So in 1968, Dr. Hayden set up the first ever organized sports program for people with intellectual disabilities, when a group of special athletes played floor hockey at a local school gym.
Dr. Hayden so believed in the cause and what he’d seen at that local gym, that he made the trip to Washington D.C. on his own dime, where he made the acquaintance of Rose Kennedy (who’s daughter, Rosemary was disabled) and pitched the idea for a bigger athletic event.
19. Around the same time, Anne McGlone Burke, a phys ed teacher from Chicago, received a Kennedy Foundation grant for her idea of a one-time athletic competition for people with intellectual disabilities, which would be modeled after the Olympics.
20. And so the first International Special Olympics Summer Games was coroneted at Soldier Field in Chicago in 1968. The one-day event saw 1,500 special athletes from the U.S. and Canada compete and have fun, thanks to sponsorship and organization by the Kennedy Foundation and Chicago Park District.
21. The event was such a success that Eunice Shriver announced the formation of the Special Olympics, which would expand to a wide array of sports and be hosted every two years.
22. In 1971, the U.S. Olympic Committee gave their blessing for the Special Olympics to use their namesake. To this day, the Special Olympics is recognized by the International Olympic Committee (IOC).
23. The Special Olympics alternates between winter and summer games. The first Special Olympics World Winter Games was held in February 1977 in Steamboat Springs, Colorado.
24. The first Special Olympics World Summer Games held outside of the U.S. was hosted in Dublin, Ireland in 2003. It included 7,000 athletes from 150 countries competing in at least 18 events. They were the first games to have their own opening and closing ceremonies broadcast live, which included the President of Ireland, Mary McAleese, who said it was “a time when Ireland was at its superb best."
25. President George W. Bush signed the Special Olympics Sport and Empowerment Act into Public Law 108-406 on October 30, 2004, which gives expanded funding for the games and programs.
26. Research over the years has confirmed that participating in the Special Olympics not only improves physical condition, lowering the rate of cardiovascular disease and obesity that is especially prevalent among disabled people, but bolsters emotional and psychological health, self-esteem, feelings of connection and meaning, and social skills.

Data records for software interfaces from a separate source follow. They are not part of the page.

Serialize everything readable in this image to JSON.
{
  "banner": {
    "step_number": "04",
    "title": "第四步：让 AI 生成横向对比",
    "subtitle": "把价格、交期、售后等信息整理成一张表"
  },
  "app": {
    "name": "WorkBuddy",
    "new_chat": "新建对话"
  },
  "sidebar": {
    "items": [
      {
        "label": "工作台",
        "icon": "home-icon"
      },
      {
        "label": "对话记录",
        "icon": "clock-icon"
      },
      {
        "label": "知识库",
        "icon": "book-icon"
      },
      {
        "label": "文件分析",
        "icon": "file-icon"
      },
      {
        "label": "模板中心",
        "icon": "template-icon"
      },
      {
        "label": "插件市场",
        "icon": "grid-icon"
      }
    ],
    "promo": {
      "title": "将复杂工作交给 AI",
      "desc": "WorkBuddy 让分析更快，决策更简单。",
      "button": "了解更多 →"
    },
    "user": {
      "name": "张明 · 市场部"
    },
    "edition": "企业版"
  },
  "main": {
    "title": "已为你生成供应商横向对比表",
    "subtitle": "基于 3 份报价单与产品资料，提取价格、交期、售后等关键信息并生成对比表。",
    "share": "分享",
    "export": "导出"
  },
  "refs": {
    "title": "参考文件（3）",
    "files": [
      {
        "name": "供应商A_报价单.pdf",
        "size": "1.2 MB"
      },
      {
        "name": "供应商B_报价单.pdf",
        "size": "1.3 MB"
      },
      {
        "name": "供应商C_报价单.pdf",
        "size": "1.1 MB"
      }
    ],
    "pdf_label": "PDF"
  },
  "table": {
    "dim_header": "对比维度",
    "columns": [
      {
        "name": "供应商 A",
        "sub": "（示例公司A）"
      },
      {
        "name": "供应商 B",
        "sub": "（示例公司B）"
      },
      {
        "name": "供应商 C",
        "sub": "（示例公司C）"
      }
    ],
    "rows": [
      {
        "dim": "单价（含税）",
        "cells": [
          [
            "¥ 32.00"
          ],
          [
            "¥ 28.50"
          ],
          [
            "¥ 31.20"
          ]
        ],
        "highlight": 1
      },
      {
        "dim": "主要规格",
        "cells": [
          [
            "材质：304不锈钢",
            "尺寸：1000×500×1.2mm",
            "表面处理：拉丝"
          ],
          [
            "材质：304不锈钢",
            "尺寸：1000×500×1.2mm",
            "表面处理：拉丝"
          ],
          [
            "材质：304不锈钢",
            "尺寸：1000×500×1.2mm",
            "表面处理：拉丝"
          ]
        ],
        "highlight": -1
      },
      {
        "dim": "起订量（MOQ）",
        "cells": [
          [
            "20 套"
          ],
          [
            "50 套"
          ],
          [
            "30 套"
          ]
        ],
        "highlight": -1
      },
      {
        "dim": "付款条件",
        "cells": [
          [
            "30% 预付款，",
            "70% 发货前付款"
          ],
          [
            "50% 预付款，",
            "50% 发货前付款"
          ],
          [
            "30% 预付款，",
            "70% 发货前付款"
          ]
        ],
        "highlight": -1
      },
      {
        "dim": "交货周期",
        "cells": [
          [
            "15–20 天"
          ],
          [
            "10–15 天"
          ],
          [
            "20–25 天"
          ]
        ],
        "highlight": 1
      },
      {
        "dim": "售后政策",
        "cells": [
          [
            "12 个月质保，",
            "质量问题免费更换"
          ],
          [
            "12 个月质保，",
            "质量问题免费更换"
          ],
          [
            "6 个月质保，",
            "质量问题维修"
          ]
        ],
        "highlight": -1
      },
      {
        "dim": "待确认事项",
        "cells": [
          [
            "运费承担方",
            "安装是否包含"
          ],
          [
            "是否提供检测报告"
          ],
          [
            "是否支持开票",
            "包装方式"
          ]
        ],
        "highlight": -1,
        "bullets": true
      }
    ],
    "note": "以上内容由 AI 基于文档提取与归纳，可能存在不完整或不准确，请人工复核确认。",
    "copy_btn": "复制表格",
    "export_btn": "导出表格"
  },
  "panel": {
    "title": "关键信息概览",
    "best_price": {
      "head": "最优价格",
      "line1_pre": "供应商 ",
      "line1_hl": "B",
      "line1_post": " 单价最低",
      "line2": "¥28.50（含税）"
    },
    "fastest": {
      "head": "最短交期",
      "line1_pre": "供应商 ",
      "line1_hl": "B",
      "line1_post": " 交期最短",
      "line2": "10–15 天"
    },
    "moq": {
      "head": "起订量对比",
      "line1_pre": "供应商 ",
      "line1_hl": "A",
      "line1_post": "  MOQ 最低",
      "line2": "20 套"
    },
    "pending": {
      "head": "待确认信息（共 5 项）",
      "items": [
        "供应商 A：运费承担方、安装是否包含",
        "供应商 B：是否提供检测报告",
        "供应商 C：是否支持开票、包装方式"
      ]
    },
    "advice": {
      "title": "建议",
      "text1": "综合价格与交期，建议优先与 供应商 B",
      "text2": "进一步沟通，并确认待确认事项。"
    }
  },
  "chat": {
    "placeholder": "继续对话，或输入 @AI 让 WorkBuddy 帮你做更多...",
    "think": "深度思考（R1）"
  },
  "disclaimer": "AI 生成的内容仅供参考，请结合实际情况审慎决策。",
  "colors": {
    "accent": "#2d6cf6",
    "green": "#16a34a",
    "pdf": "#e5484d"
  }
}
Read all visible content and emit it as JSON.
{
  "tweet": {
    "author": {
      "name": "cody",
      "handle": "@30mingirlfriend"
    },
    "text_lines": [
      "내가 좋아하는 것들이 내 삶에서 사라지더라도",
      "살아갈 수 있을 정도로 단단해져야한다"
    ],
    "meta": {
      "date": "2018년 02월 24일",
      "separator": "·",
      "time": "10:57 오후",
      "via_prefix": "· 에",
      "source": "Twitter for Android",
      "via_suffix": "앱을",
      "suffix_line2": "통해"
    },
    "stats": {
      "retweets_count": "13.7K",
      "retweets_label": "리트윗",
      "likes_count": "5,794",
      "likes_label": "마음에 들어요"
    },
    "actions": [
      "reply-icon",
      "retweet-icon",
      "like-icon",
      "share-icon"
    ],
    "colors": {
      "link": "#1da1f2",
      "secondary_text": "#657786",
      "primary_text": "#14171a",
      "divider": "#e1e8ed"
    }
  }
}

27. One of the aims of the Special Olympics is to raise awareness and help erase stigmas through exposure to persons with disabilities. In 2008, the Special Olympics and Best Buddies International kicked off the Spread the Word to End the Word campaign, encouraging people to stop using the word “retarded” in our everyday lexicon.
28. In recent years, the Special Olympics has launched a movement called Unified Sports, where athletes with intellectual disabilities train, play, and compete along side and among athletes without disabilities. The concept has proven invaluable for all participants, fostering understanding, compassion, involvement, and erasing negative stereotypes. More than half a million people worldwide now participate in Unified Sports.
29. The official mission statement of the Special Olympics:
“The mission of Special Olympics is to provide year-round sports training and athletic competition in a variety of Olympic-type sports for children and adults with intellectual disabilities, giving them continuing opportunities to develop physical fitness, demonstrate courage, experience joy and participate in a sharing of gifts, skills and friendship with their families, other Special Olympics athletes and the community.”
30. The next games will be the S.E. World Winter Games, held in Graz and Schladming, Austria from March 14-25, 2017.
To get learn more, find out about Special Olympics in your area, or volunteer, you can go to www.SpecialOlympics.org.